While most major economies agree that some form of alternative and renewable resources are needed as part of the emerging energy mix, embracing frontier areas like wave arrays might be more about changing the way decision-makers think about energy than simply about the saving the environment. That's how Richard Yemm, founder of Scottish company Pelamis Wave Power, sees it anyhow. He says efforts underway in Europe aren't just about protecting the environment, they're about new ways to provide energy that make economic sense. He's not, after all, just talking about climate change when he talks about going green.

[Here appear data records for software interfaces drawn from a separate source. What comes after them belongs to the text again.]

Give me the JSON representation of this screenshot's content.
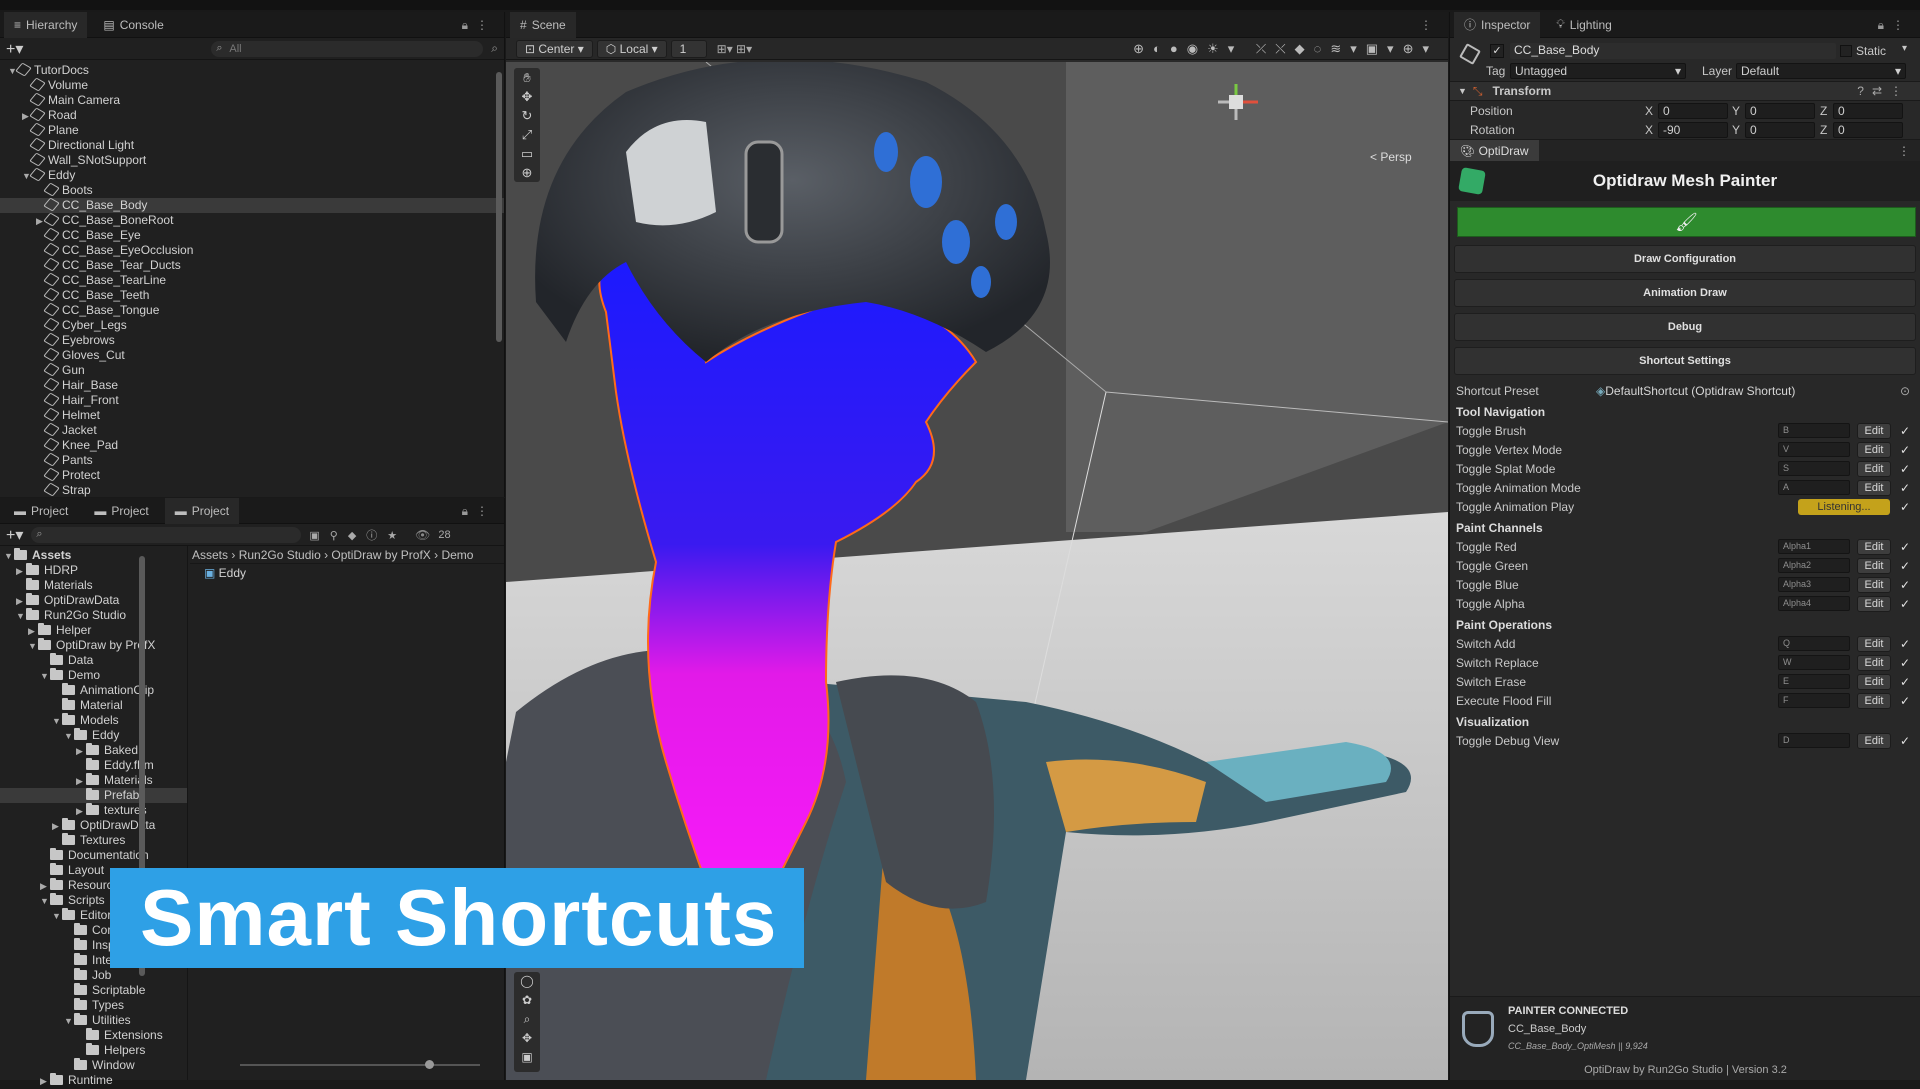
{
  "hierarchy": {
    "tabs": [
      "Hierarchy",
      "Console"
    ],
    "search_placeholder": "All",
    "items": [
      {
        "label": "TutorDocs",
        "indent": 0,
        "expanded": true,
        "kind": "scene"
      },
      {
        "label": "Volume",
        "indent": 1
      },
      {
        "label": "Main Camera",
        "indent": 1
      },
      {
        "label": "Road",
        "indent": 1,
        "collapsed": true
      },
      {
        "label": "Plane",
        "indent": 1
      },
      {
        "label": "Directional Light",
        "indent": 1
      },
      {
        "label": "Wall_SNotSupport",
        "indent": 1
      },
      {
        "label": "Eddy",
        "indent": 1,
        "expanded": true
      },
      {
        "label": "Boots",
        "indent": 2
      },
      {
        "label": "CC_Base_Body",
        "indent": 2,
        "selected": true
      },
      {
        "label": "CC_Base_BoneRoot",
        "indent": 2,
        "collapsed": true
      },
      {
        "label": "CC_Base_Eye",
        "indent": 2
      },
      {
        "label": "CC_Base_EyeOcclusion",
        "indent": 2
      },
      {
        "label": "CC_Base_Tear_Ducts",
        "indent": 2
      },
      {
        "label": "CC_Base_TearLine",
        "indent": 2
      },
      {
        "label": "CC_Base_Teeth",
        "indent": 2
      },
      {
        "label": "CC_Base_Tongue",
        "indent": 2
      },
      {
        "label": "Cyber_Legs",
        "indent": 2
      },
      {
        "label": "Eyebrows",
        "indent": 2
      },
      {
        "label": "Gloves_Cut",
        "indent": 2
      },
      {
        "label": "Gun",
        "indent": 2
      },
      {
        "label": "Hair_Base",
        "indent": 2
      },
      {
        "label": "Hair_Front",
        "indent": 2
      },
      {
        "label": "Helmet",
        "indent": 2
      },
      {
        "label": "Jacket",
        "indent": 2
      },
      {
        "label": "Knee_Pad",
        "indent": 2
      },
      {
        "label": "Pants",
        "indent": 2
      },
      {
        "label": "Protect",
        "indent": 2
      },
      {
        "label": "Strap",
        "indent": 2
      }
    ]
  },
  "project": {
    "tabs": [
      "Project",
      "Project",
      "Project"
    ],
    "count": "28",
    "breadcrumb": [
      "Assets",
      "Run2Go Studio",
      "OptiDraw by ProfX",
      "Demo"
    ],
    "content_items": [
      "Eddy"
    ],
    "tree": [
      {
        "label": "Assets",
        "indent": 0,
        "expanded": true,
        "bold": true
      },
      {
        "label": "HDRP",
        "indent": 1,
        "collapsed": true
      },
      {
        "label": "Materials",
        "indent": 1
      },
      {
        "label": "OptiDrawData",
        "indent": 1,
        "collapsed": true
      },
      {
        "label": "Run2Go Studio",
        "indent": 1,
        "expanded": true
      },
      {
        "label": "Helper",
        "indent": 2,
        "collapsed": true
      },
      {
        "label": "OptiDraw by ProfX",
        "indent": 2,
        "expanded": true
      },
      {
        "label": "Data",
        "indent": 3
      },
      {
        "label": "Demo",
        "indent": 3,
        "expanded": true
      },
      {
        "label": "AnimationClip",
        "indent": 4
      },
      {
        "label": "Material",
        "indent": 4
      },
      {
        "label": "Models",
        "indent": 4,
        "expanded": true
      },
      {
        "label": "Eddy",
        "indent": 5,
        "expanded": true
      },
      {
        "label": "Baked",
        "indent": 6,
        "collapsed": true
      },
      {
        "label": "Eddy.fbm",
        "indent": 6
      },
      {
        "label": "Materials",
        "indent": 6,
        "collapsed": true
      },
      {
        "label": "Prefabs",
        "indent": 6,
        "selected": true
      },
      {
        "label": "textures",
        "indent": 6,
        "collapsed": true
      },
      {
        "label": "OptiDrawData",
        "indent": 4,
        "collapsed": true
      },
      {
        "label": "Textures",
        "indent": 4
      },
      {
        "label": "Documentation",
        "indent": 3
      },
      {
        "label": "Layout",
        "indent": 3
      },
      {
        "label": "Resources",
        "indent": 3,
        "collapsed": true
      },
      {
        "label": "Scripts",
        "indent": 3,
        "expanded": true
      },
      {
        "label": "Editor",
        "indent": 4,
        "expanded": true
      },
      {
        "label": "Core",
        "indent": 5
      },
      {
        "label": "Inspector",
        "indent": 5
      },
      {
        "label": "Interface",
        "indent": 5
      },
      {
        "label": "Job",
        "indent": 5
      },
      {
        "label": "Scriptable",
        "indent": 5
      },
      {
        "label": "Types",
        "indent": 5
      },
      {
        "label": "Utilities",
        "indent": 5,
        "expanded": true
      },
      {
        "label": "Extensions",
        "indent": 6
      },
      {
        "label": "Helpers",
        "indent": 6
      },
      {
        "label": "Window",
        "indent": 5
      },
      {
        "label": "Runtime",
        "indent": 3,
        "collapsed": true
      }
    ]
  },
  "scene": {
    "tab": "Scene",
    "pivot": "Center",
    "space": "Local",
    "grid_value": "1",
    "projection": "< Persp",
    "gizmo_axes": {
      "y": "y",
      "x": "x"
    }
  },
  "overlay": {
    "title": "Smart Shortcuts"
  },
  "inspector": {
    "tabs": [
      "Inspector",
      "Lighting"
    ],
    "object_name": "CC_Base_Body",
    "static_label": "Static",
    "tag_label": "Tag",
    "tag_value": "Untagged",
    "layer_label": "Layer",
    "layer_value": "Default",
    "transform": {
      "title": "Transform",
      "position_label": "Position",
      "rotation_label": "Rotation",
      "position": {
        "x": "0",
        "y": "0",
        "z": "0"
      },
      "rotation": {
        "x": "-90",
        "y": "0",
        "z": "0"
      }
    },
    "component_tab": "OptiDraw",
    "painter_title": "Optidraw Mesh Painter",
    "foldouts": [
      "Draw Configuration",
      "Animation Draw",
      "Debug",
      "Shortcut Settings"
    ],
    "shortcut_preset_label": "Shortcut Preset",
    "shortcut_preset_value": "DefaultShortcut (Optidraw Shortcut)",
    "edit_label": "Edit",
    "groups": [
      {
        "title": "Tool Navigation",
        "rows": [
          {
            "label": "Toggle Brush",
            "key": "B"
          },
          {
            "label": "Toggle Vertex Mode",
            "key": "V"
          },
          {
            "label": "Toggle Splat Mode",
            "key": "S"
          },
          {
            "label": "Toggle Animation Mode",
            "key": "A"
          },
          {
            "label": "Toggle Animation Play",
            "key": "",
            "listening": "Listening..."
          }
        ]
      },
      {
        "title": "Paint Channels",
        "rows": [
          {
            "label": "Toggle Red",
            "key": "Alpha1"
          },
          {
            "label": "Toggle Green",
            "key": "Alpha2"
          },
          {
            "label": "Toggle Blue",
            "key": "Alpha3"
          },
          {
            "label": "Toggle Alpha",
            "key": "Alpha4"
          }
        ]
      },
      {
        "title": "Paint Operations",
        "rows": [
          {
            "label": "Switch Add",
            "key": "Q"
          },
          {
            "label": "Switch Replace",
            "key": "W"
          },
          {
            "label": "Switch Erase",
            "key": "E"
          },
          {
            "label": "Execute Flood Fill",
            "key": "F"
          }
        ]
      },
      {
        "title": "Visualization",
        "rows": [
          {
            "label": "Toggle Debug View",
            "key": "D"
          }
        ]
      }
    ],
    "status": {
      "title": "PAINTER CONNECTED",
      "object": "CC_Base_Body",
      "mesh_info": "CC_Base_Body_OptiMesh || 9,924",
      "footer": "OptiDraw by Run2Go Studio | Version 3.2"
    }
  },
  "colors": {
    "accent_green": "#2e8b2e",
    "listening_yellow": "#c4a21b",
    "overlay_blue": "#2ea0e6",
    "paint_blue": "#1a1aff",
    "paint_magenta": "#ff1aff"
  }
}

"The second industrial revolution is well under way in the U.K. and Europe, one which is based on green energy and technology," says Yemm, "and Scotland, which aims to decarbonize its economy, is leading the way in frontier energy developments."

The first industrial revolution was driven by carbon-based energy resources and helped define today's economy, he explained. The second revolution is driven by green technologies. This sector is already big business in Europe and, if First Minister Alex Salmond gets his way, it will help an independent Scotland stand alone in the region.

On the west coast of Scotland, powerful ocean swells roll into shore year round. Because of this, Yemm claims there's enough wave energy to power 100 homes with every step you take along the beach.

"The ocean is like a gigantic battery," he says, "continually being charged by the wind."

Wave power is more reliable and predictable than wind or solar because it's less dependent on the local weather conditions. The waves are always rolling, said Yemm.

Scotland and the rest of the European community understand the risks and opportunities presented by frontier renewable energy technologies like wave power. Several energy companies are already testing his company's Pelamis wave-energy converters and there could be enough of them in the water to generate as much as 200 megawatts of electricity from the waters of Scotland's west coast by the end of the decade. That's not much, says Yemm, but it's a good start for a new energy source that's expected to bring in significant revenue for all players involved, including those outside Europe.

So why is Scotland the model rather than the norm? Yemm says it’s a matter of making alternative energy something more than just an environmental issue. It needs to be something that's on equal footing with the rest of the energy sector. The wind, the sun's rays and waves are just as much a source of energy as oil and natural gas, Yemm explains. It took hundreds of years of technological development to make oil and natural gas inexpensive, though the IEA said the age of cheap conventional energy is likely over.

For most of the rest of the world, the climate change and alternative energy debate isn't at the top of the agenda, however. The United States and Canada, two oil-rich countries in their own right, backed out of the Kyoto Protocol saying, for all intents and purposes, it was an ineffective environmental treaty.  But major economies like the United States can push ahead with alternative energy if they decide to put their money where their mouth is in the green energy debate, says Yemm. It just requires a paradigm shift in the way countries look at their available natural resources.  It's not, he says, just about environmental stewardship. It's about making a buck along the way too.

"Europe has set targets to decarbonize its economy in a fraction of the time it has taken to create the carbon-based economy," he said. "However, contrary to the common view, it is not looking on this as a noble duty or an unavoidable burden, but as an economic opportunity on a grander scale than the first industrial revolution that created the requirement for it."

By. Daniel J. Graeber of Oilprice.com




Back to homepage


Leave a comment

Leave a comment




Oilprice - The No. 1 Source for Oil & Energy News